More Tales of the Big Lie

Greg Gerritt   March 29 2021

I want to apologize to Mr DiBiase,  his sins are really not his sins, but rather are the sins of his class, the rich and powerful who believe that if the economy is run for the benefit of the rich, that everything is for the best, and to insure that it continues to work on their behalf turn their financial power into political power to maintain their power to manage the economy.  The problem is that what works well for the ruling class often fails miserably for the rest of us.  The approach offered by Mr DiBiase in his op ed was simply a recitation of the same old song and dance that we are offered so often telling us if we do not obey the rich we shall starve and freeze in the dark.  It is a big lie, but one that is beamed at the American People day and night, to our severe detriment.  So my comments are not personal, but Mr DiBiase has made himself a convenient target for a written commentary on the sins of his class.  

I have not included the links within the essay for the statements included, but I do offer a few links at the end to papers that include all the links to the research.  You can look it up.  

Michael DiBiase, CEO of the RI Public Expenditure Council and former Director of the State Department of Administration published a column in the Providence Journal recently that while sort of based on facts, is completely devoid of context and presents a very biased picture of how economies work.  Part of his problem, and a problem with much of the discussion around business climates, is that DiBiase cherry picks his data while ignoring the big picture.  The big picture has several components.  One is that there is no data at all that shows that lower tax rates increase economic growth rates.  Zero .  None.  This is clear at the national level and at the state level.  The fastest growth period in US history came when income tax rates on the wealthy were highest, and the data is also very clear that a more equitable  economy, one in which wage gaps between the lowest wage workers and the highest wage workers are smallest creates the most prosperity. One reason for this is that when taxes on the rich are higher, more money is available to be invested in public infrastructure.

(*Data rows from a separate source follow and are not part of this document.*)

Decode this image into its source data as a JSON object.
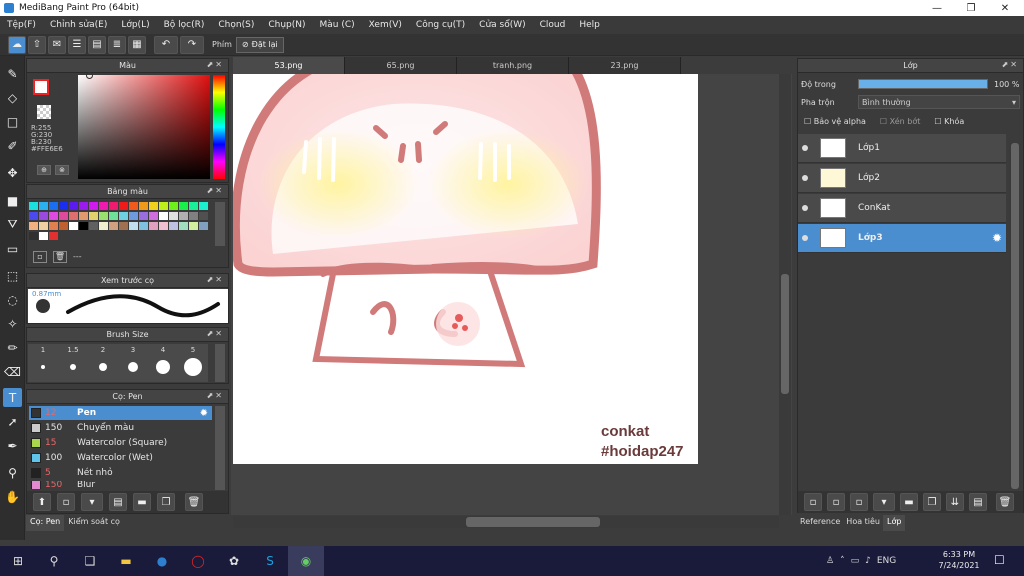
{
  "window": {
    "title": "MediBang Paint Pro (64bit)",
    "minimize": "—",
    "restore": "❐",
    "close": "✕"
  },
  "menu": [
    "Tệp(F)",
    "Chỉnh sửa(E)",
    "Lớp(L)",
    "Bộ lọc(R)",
    "Chọn(S)",
    "Chụp(N)",
    "Màu (C)",
    "Xem(V)",
    "Công cụ(T)",
    "Cửa sổ(W)",
    "Cloud",
    "Help"
  ],
  "toolbar": {
    "shortcut_label": "Phím",
    "reset_label": "Đặt lại"
  },
  "color_panel": {
    "title": "Màu",
    "r": "R:255",
    "g": "G:230",
    "b": "B:230",
    "hex": "#FFE6E6"
  },
  "palette_panel": {
    "title": "Bảng màu",
    "dashes": "---"
  },
  "brush_preview": {
    "title": "Xem trước cọ",
    "size": "0.87mm"
  },
  "brush_size": {
    "title": "Brush Size",
    "sizes": [
      "1",
      "1.5",
      "2",
      "3",
      "4",
      "5"
    ]
  },
  "brush_panel": {
    "title": "Cọ: Pen",
    "items": [
      {
        "size": "12",
        "name": "Pen",
        "color": "#333333"
      },
      {
        "size": "150",
        "name": "Chuyển màu",
        "color": "#cccccc"
      },
      {
        "size": "15",
        "name": "Watercolor (Square)",
        "color": "#a9d64a"
      },
      {
        "size": "100",
        "name": "Watercolor (Wet)",
        "color": "#5fc4e8"
      },
      {
        "size": "5",
        "name": "Nét nhỏ",
        "color": "#222222"
      },
      {
        "size": "150",
        "name": "Blur",
        "color": "#e38ad0"
      }
    ]
  },
  "bottom_tabs_left": [
    "Cọ: Pen",
    "Kiểm soát cọ"
  ],
  "tabs": [
    "53.png",
    "65.png",
    "tranh.png",
    "23.png"
  ],
  "canvas": {
    "watermark1": "conkat",
    "watermark2": "#hoidap247"
  },
  "layer_panel": {
    "title": "Lớp",
    "opacity_label": "Độ trong",
    "opacity_value": "100 %",
    "opacity_fraction": 1.0,
    "blend_label": "Pha trộn",
    "blend_value": "Bình thường",
    "protect_alpha": "Bảo vệ alpha",
    "clipping": "Xén bớt",
    "lock": "Khóa",
    "layers": [
      {
        "name": "Lớp1",
        "selected": false
      },
      {
        "name": "Lớp2",
        "selected": false
      },
      {
        "name": "ConKat",
        "selected": false
      },
      {
        "name": "Lớp3",
        "selected": true
      }
    ]
  },
  "bottom_tabs_right": [
    "Reference",
    "Hoa tiêu",
    "Lớp"
  ],
  "taskbar": {
    "lang": "ENG",
    "time": "6:33 PM",
    "date": "7/24/2021"
  },
  "colors": {
    "accent": "#4a8ecf",
    "pink_line": "#d07a7a"
  }
}
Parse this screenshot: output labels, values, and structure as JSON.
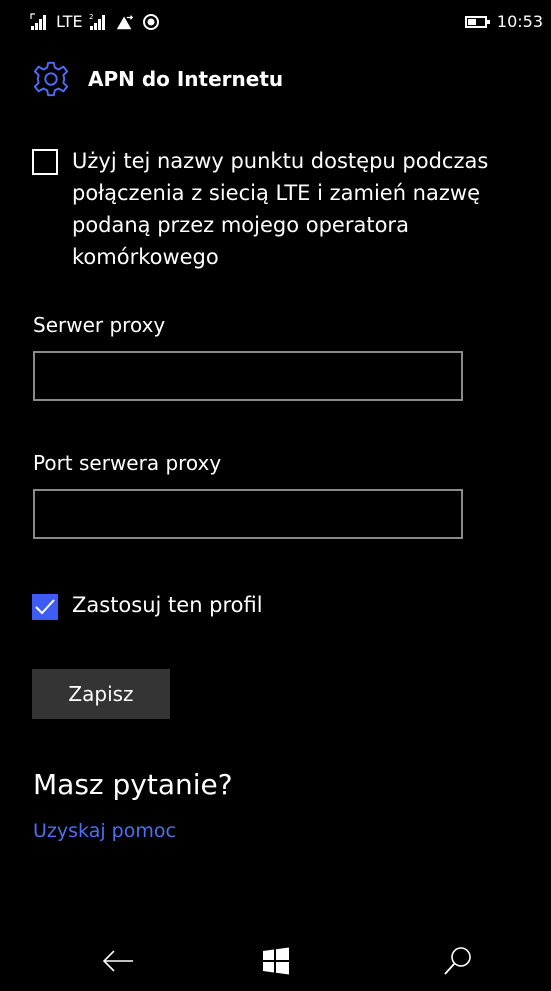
{
  "status_bar": {
    "network_type": "LTE",
    "time": "10:53",
    "icons": [
      "signal-icon",
      "signal-sim2-icon",
      "data-transfer-icon",
      "location-icon",
      "battery-icon"
    ]
  },
  "header": {
    "icon": "gear-icon",
    "title": "APN do Internetu"
  },
  "apn_checkbox": {
    "checked": false,
    "label": "Użyj tej nazwy punktu dostępu podczas połączenia z siecią LTE i zamień nazwę podaną przez mojego operatora komórkowego"
  },
  "proxy_server": {
    "label": "Serwer proxy",
    "value": ""
  },
  "proxy_port": {
    "label": "Port serwera proxy",
    "value": ""
  },
  "profile_checkbox": {
    "checked": true,
    "label": "Zastosuj ten profil"
  },
  "save_button": {
    "label": "Zapisz"
  },
  "help": {
    "heading": "Masz pytanie?",
    "link": "Uzyskaj pomoc"
  },
  "nav": {
    "icons": [
      "back-icon",
      "windows-start-icon",
      "search-icon"
    ]
  },
  "colors": {
    "background": "#000000",
    "accent": "#3d5cf5",
    "link": "#4f6df5",
    "input_border": "#8a8a8a",
    "button_bg": "#343434"
  }
}
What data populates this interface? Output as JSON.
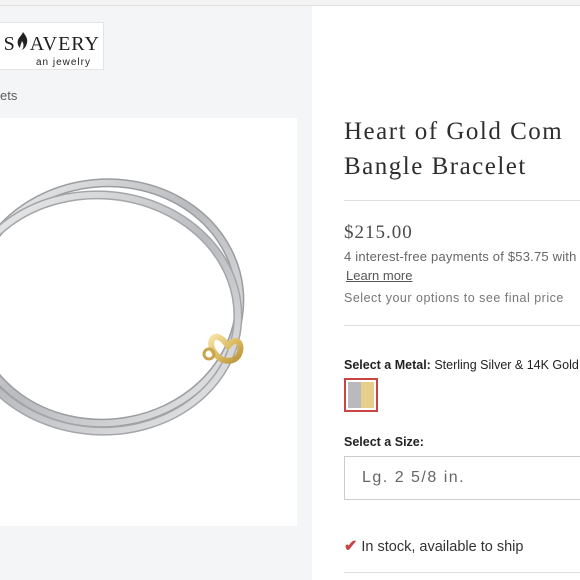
{
  "brand": {
    "logo_top_left": "S",
    "logo_top_right": "AVERY",
    "logo_sub": "an jewelry"
  },
  "breadcrumb": "ets",
  "product": {
    "title_line1": "Heart of Gold Com",
    "title_line2": "Bangle Bracelet",
    "price": "$215.00",
    "installments": "4 interest-free payments of $53.75 with",
    "learn_more": "Learn more",
    "options_note": "Select your options to see final price"
  },
  "metal": {
    "label": "Select a Metal:",
    "selected": "Sterling Silver & 14K Gold",
    "swatch_colors": [
      "#b8babd",
      "#e7cf8b"
    ],
    "accent": "#c74545"
  },
  "size": {
    "label": "Select a Size:",
    "selected": "Lg. 2 5/8 in."
  },
  "stock": {
    "text": "In stock, available to ship",
    "icon": "checkmark-icon"
  }
}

A second point that DiBiase ignores is that study after study has demonstrated that in addition to the Tax Foundation being a bunch of paid off liars who say what their paymasters (donors) tell them to say, there is no serious statistically valid evidence that what governors and legislatures do actually has any significant effect on growth rates.  The wisdom that they have no effect is becoming more widespread, but out of favor with RIPEC’s donors and constituencies.  The history of a place and its natural resources are a much better indicator of what the growth rate will be.  Business climates are a club used by the rich to beat communities and not at all correlated with growth rates.  

DiBiase’s argument might be stronger if after Rhode Island had cut income tax rates our growth rate had trended much closer to the national average.  That is clearly not the case as a review of the relative growth rates of the USA and Rhode Island show that year after year, including the period after the RI tax cuts, Rhode Island continued its trend of running about 70% of the national average,.  In other words if the national growth rate goes up, RI follows, and when the national growth rate goes down, RI follows.  And we run 70% of the national growth rate in both scenarios.   

Finally we need to discuss what makes up the national growth rate.  For this I refer everyone to the Bureau of Economic Analysis, the Federal agency that tracks all of this information.  Reading the data produced by the BEA it is obvious that states with proportionally LARGER natural resource sectors will have faster growth rates than states with smaller natural resource sectors (New England is the least natural resource dependent sector of the country), and in almost all cases the growth rates are really the result of the depletion of natural resources being considered income.

Finally DiBiase completely ignores the role of population growth and megacities in economic growth.  A rapidly growing population, fueled primarily by migration from rural areas leads to faster growth simply as there are more mouths to feed and clothe.  With a very slow population growth , if RI had a fast economic growth rate, it would be a major anomaly, and likely the result of massive polluting industries destroying the fabric of our communities.  The flip side of this is that fast growth also occurs in megacities, cities with multi millions of people that have become global financial centers.  If you really look at our peers, old mid-sized industrialized cities, we are about normal and the efforts to speed up growth often lead to displacement and failing infrastructure.     

In conclusion, the constant efforts by the tools of the rich to reduce their taxes pollutes the air waves as well as harms our communities.  Faster growth, which is mostly a fantasy, and mostly a tool to line the pockets of the investor class,  and never trickles down to the workers, on a massively depleted planet is unlikely to make our communities stronger and cutting taxes for the rich is likely to further contribute to the breakdown of our communities by making worse the climate catastrophe we are already experiencing, increasing pollution, creating greater inequality and a lack of investment in public infrastructure.  

I call on RIPEC to use its power and prestige in RI to convene a discussion that is truly inclusive and much better informed than those convened by the Tax Foundation, to discuss the right kind of taxation regime for Rhode Island for the kind of economy that will help us be resilient in the chaos of the 21st Century.    More money for the rich will not get our communities where they need to go.  And will not cause the economy to grow faster. 

Links to research